WORK ORDER: Output must match the records, character for character.

EXERCISE DATA:
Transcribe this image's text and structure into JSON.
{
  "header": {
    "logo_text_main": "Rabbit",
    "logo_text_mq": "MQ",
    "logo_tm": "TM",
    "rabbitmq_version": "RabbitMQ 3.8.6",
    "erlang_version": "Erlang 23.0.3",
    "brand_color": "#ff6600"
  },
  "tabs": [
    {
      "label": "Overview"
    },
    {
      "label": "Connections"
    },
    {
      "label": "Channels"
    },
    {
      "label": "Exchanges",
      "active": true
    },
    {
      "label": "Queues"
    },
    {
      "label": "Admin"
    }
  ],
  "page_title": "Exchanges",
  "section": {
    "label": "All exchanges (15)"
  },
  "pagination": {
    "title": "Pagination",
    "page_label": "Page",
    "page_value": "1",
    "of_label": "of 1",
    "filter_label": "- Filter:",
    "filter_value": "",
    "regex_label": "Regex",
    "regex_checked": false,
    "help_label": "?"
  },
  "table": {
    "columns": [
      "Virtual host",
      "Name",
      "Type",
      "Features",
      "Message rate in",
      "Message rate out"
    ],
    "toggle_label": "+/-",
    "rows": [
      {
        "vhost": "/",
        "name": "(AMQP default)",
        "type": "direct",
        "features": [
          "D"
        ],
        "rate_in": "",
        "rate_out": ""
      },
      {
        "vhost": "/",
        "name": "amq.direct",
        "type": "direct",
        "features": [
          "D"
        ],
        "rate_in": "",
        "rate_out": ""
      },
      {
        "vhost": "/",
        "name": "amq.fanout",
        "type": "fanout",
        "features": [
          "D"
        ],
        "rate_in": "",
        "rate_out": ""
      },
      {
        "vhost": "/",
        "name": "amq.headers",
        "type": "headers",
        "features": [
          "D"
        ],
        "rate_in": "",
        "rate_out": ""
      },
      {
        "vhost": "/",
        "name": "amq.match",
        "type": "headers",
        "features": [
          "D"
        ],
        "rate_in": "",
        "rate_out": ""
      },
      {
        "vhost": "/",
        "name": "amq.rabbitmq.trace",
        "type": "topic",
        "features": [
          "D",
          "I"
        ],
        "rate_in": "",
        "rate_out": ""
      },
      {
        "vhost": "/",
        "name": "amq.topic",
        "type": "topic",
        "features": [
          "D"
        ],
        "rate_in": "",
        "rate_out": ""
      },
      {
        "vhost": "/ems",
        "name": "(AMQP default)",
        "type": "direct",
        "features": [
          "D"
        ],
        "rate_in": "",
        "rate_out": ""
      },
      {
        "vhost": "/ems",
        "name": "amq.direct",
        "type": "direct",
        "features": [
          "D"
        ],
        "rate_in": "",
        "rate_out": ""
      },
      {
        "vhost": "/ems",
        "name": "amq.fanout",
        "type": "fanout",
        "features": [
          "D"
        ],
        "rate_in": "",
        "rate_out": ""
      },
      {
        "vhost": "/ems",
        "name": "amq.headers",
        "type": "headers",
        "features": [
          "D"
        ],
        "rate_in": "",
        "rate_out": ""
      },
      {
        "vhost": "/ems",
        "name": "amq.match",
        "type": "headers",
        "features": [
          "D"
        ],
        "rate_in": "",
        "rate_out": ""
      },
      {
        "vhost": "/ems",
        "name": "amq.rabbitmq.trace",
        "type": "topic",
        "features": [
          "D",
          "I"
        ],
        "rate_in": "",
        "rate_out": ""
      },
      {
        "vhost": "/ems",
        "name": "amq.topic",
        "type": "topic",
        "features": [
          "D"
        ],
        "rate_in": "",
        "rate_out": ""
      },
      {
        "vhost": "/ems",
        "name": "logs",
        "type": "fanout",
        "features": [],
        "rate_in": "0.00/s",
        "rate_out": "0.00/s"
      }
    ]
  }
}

SOLUTION TO THE PROBLEM:
Transcribe this image's text and structure into JSON.
{
  "header": {
    "logo_text_main": "Rabbit",
    "logo_text_mq": "MQ",
    "logo_tm": "TM",
    "rabbitmq_version": "RabbitMQ 3.8.6",
    "erlang_version": "Erlang 23.0.3",
    "brand_color": "#ff6600"
  },
  "tabs": [
    {
      "label": "Overview"
    },
    {
      "label": "Connections"
    },
    {
      "label": "Channels"
    },
    {
      "label": "Exchanges",
      "active": true
    },
    {
      "label": "Queues"
    },
    {
      "label": "Admin"
    }
  ],
  "page_title": "Exchanges",
  "section": {
    "label": "All exchanges (15)"
  },
  "pagination": {
    "title": "Pagination",
    "page_label": "Page",
    "page_value": "1",
    "of_label": "of 1",
    "filter_label": "- Filter:",
    "filter_value": "",
    "regex_label": "Regex",
    "regex_checked": false,
    "help_label": "?"
  },
  "table": {
    "columns": [
      "Virtual host",
      "Name",
      "Type",
      "Features",
      "Message rate in",
      "Message rate out"
    ],
    "toggle_label": "+/-",
    "rows": [
      {
        "vhost": "/",
        "name": "(AMQP default)",
        "type": "direct",
        "features": [
          "D"
        ],
        "rate_in": "",
        "rate_out": ""
      },
      {
        "vhost": "/",
        "name": "amq.direct",
        "type": "direct",
        "features": [
          "D"
        ],
        "rate_in": "",
        "rate_out": ""
      },
      {
        "vhost": "/",
        "name": "amq.fanout",
        "type": "fanout",
        "features": [
          "D"
        ],
        "rate_in": "",
        "rate_out": ""
      },
      {
        "vhost": "/",
        "name": "amq.headers",
        "type": "headers",
        "features": [
          "D"
        ],
        "rate_in": "",
        "rate_out": ""
      },
      {
        "vhost": "/",
        "name": "amq.match",
        "type": "headers",
        "features": [
          "D"
        ],
        "rate_in": "",
        "rate_out": ""
      },
      {
        "vhost": "/",
        "name": "amq.rabbitmq.trace",
        "type": "topic",
        "features": [
          "D",
          "I"
        ],
        "rate_in": "",
        "rate_out": ""
      },
      {
        "vhost": "/",
        "name": "amq.topic",
        "type": "topic",
        "features": [
          "D"
        ],
        "rate_in": "",
        "rate_out": ""
      },
      {
        "vhost": "/ems",
        "name": "(AMQP default)",
        "type": "direct",
        "features": [
          "D"
        ],
        "rate_in": "",
        "rate_out": ""
      },
      {
        "vhost": "/ems",
        "name": "amq.direct",
        "type": "direct",
        "features": [
          "D"
        ],
        "rate_in": "",
        "rate_out": ""
      },
      {
        "vhost": "/ems",
        "name": "amq.fanout",
        "type": "fanout",
        "features": [
          "D"
        ],
        "rate_in": "",
        "rate_out": ""
      },
      {
        "vhost": "/ems",
        "name": "amq.headers",
        "type": "headers",
        "features": [
          "D"
        ],
        "rate_in": "",
        "rate_out": ""
      },
      {
        "vhost": "/ems",
        "name": "amq.match",
        "type": "headers",
        "features": [
          "D"
        ],
        "rate_in": "",
        "rate_out": ""
      },
      {
        "vhost": "/ems",
        "name": "amq.rabbitmq.trace",
        "type": "topic",
        "features": [
          "D",
          "I"
        ],
        "rate_in": "",
        "rate_out": ""
      },
      {
        "vhost": "/ems",
        "name": "amq.topic",
        "type": "topic",
        "features": [
          "D"
        ],
        "rate_in": "",
        "rate_out": ""
      },
      {
        "vhost": "/ems",
        "name": "logs",
        "type": "fanout",
        "features": [],
        "rate_in": "0.00/s",
        "rate_out": "0.00/s"
      }
    ]
  }
}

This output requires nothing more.